If an intermediary makes use of personal data obtained from other channels, the intermediary should note whether the Personal Data (Privacy) Ordinance and other relevant confidentiality clauses have been complied with.
Will there be a “cooling-off period” for the transfer of benefit?  Why isn’t there a “cooling-off period”?
Under the regime on the regulation of intermediaries, there is a range of safeguarding measures implemented to ensure members are made fully aware of the risks and features of the funds before they decide to make a transfer. These measures include:
  • conducting a “suitability assessment” and select funds that suit the client’s risk profile before recommending any particular MPF fund;
  • explaining to the client in detail the key features of relevant scheme and funds.
In addition, if the client chooses a fund for which the risk level is higher than the client’s risk profile as assessed by the intermediary, an on-site audio recording should be carried out. If an on-site audio-recording cannot be arranged, the “principal intermediary” (generally refers to a company engaged in MPF sales and marketing activities) must choose to either (1) arrange a person to make an audio recorded post-sale call to the client within seven working days to confirm his/her choice; or (2) obtain a post-sale written confirmation from the client.
The MPFA has always emphasized that though the ECA will give employees the right to transfer MPF benefits, they are not obliged to make a transfer, nor should they do so hastily.  When an intermediary promotes a particular MPF fund to a scheme member, the member, instead of making a decision right away, should think twice before taking any action.
If an intermediary does not follow the “Guidelines on Conduct Requirements for Registered Intermediaries”, does it mean that it has broken the law as the statutory requirements are not met?
The “Guidelines on Conduct Requirements for Registered Intermediaries” aim to assist MPF intermediaries to meet the statutory conduct requirements. However, nobody will bear a civil or legal responsibility purely because the guidelines are not followed.
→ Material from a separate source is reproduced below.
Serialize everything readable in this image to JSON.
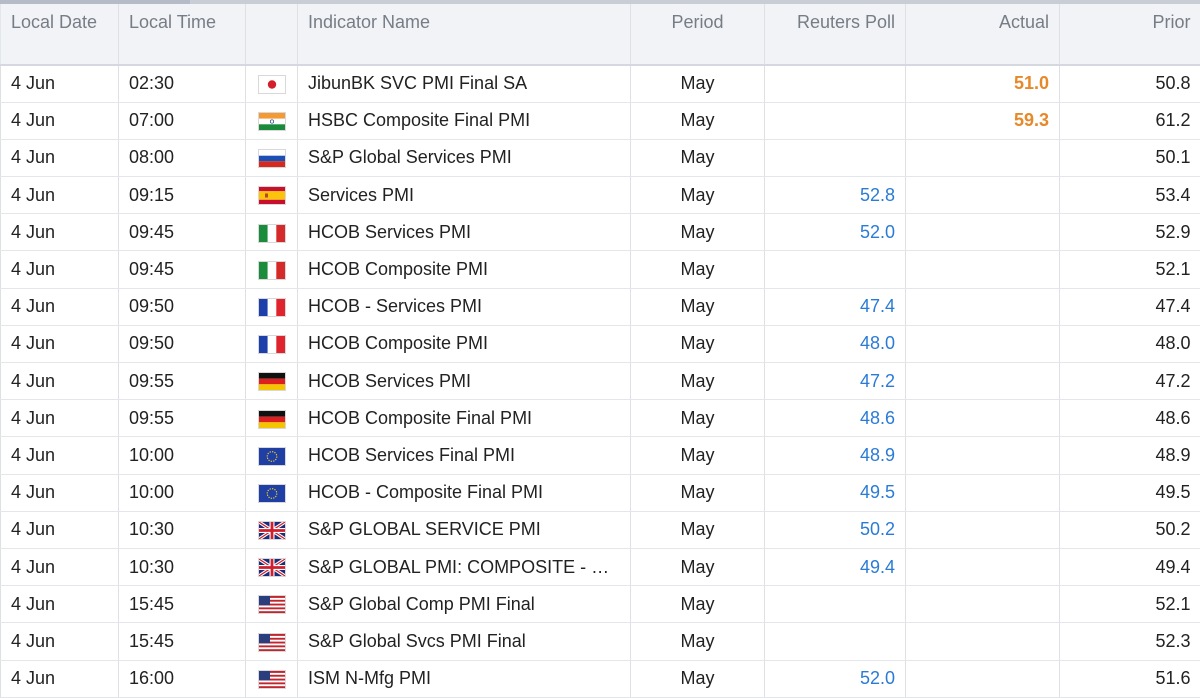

Whether this will demonstrate that an intermediary not meeting statutory requirements need to be determined based on circumstances of the individual case.
How does a scheme member lodge a complaint on the marketing activities of an MPF intermediary?
If a scheme member thinks that an MPF intermediary has not complied with the conduct requirements, or suspects an unregistered intermediary is conducting unregistered marketing or sales activities, he or she can lodge a complaint with the MPFA by mail, telephone, fax, email, or in person .

Post:Level 8, Tower 1, Kowloon Commerce Centre, 51 Kwai Cheong Road, Kwai Chung, New Territories
In person: MPFA offices
If an investigation by the MPFA confirms that an intermediary has not complied with the statutory requirements during marketing and sales, what disciplinary action will MPFA take? Will MPFA ask the intermediary to compensate his/her clients?
If an intermediary has violated the conduct requirements, MPFA can take disciplinary actions, including:
  • A public reprimand or reprimand;
  • Suspension of registration;
  • Revocation of registration;
  • Disqualification from re-registration within a specified period;
  • Fine (up to a maximum of $10 million or three times the profit gained or loss avoided due to conduct violation, whichever is higher).
The MPFA does not have statutory power to request an intermediary to compensate a scheme member for his/her MPF investment loss.

Last Revision Date: 29/03/2018